### HOW TO COMPLETE THIS TASK
Report back each line of the records that contains the string "placeholder".

*** Opening RECORDS TO USE ***

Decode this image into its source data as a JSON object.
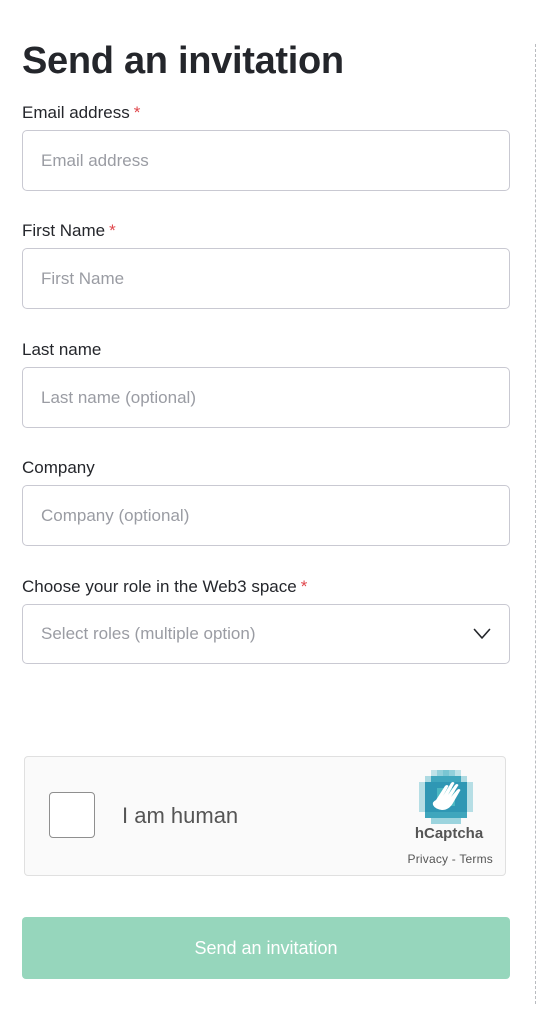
{
  "form": {
    "title": "Send an invitation",
    "required_marker": "*",
    "fields": {
      "email": {
        "label": "Email address",
        "placeholder": "Email address",
        "value": ""
      },
      "first_name": {
        "label": "First Name",
        "placeholder": "First Name",
        "value": ""
      },
      "last_name": {
        "label": "Last name",
        "placeholder": "Last name (optional)",
        "value": ""
      },
      "company": {
        "label": "Company",
        "placeholder": "Company (optional)",
        "value": ""
      },
      "role": {
        "label": "Choose your role in the Web3 space",
        "placeholder": "Select roles (multiple option)",
        "icon": "chevron-down-icon"
      }
    },
    "submit_label": "Send an invitation"
  },
  "captcha": {
    "checkbox_label": "I am human",
    "brand": "hCaptcha",
    "privacy_label": "Privacy",
    "separator": " - ",
    "terms_label": "Terms",
    "logo_icon": "hcaptcha-hand-icon"
  },
  "colors": {
    "required": "#e0474c",
    "button_bg": "#96d6bc",
    "button_text": "#ffffff",
    "input_border": "#c9c9d2",
    "placeholder": "#9a9ca3",
    "hcaptcha_teal": "#4fb4c6"
  }
}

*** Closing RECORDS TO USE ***

### REPLY
        "placeholder": "Email address",
        "placeholder": "First Name",
        "placeholder": "Last name (optional)",
        "placeholder": "Company (optional)",
        "placeholder": "Select roles (multiple option)",
    "placeholder": "#9a9ca3",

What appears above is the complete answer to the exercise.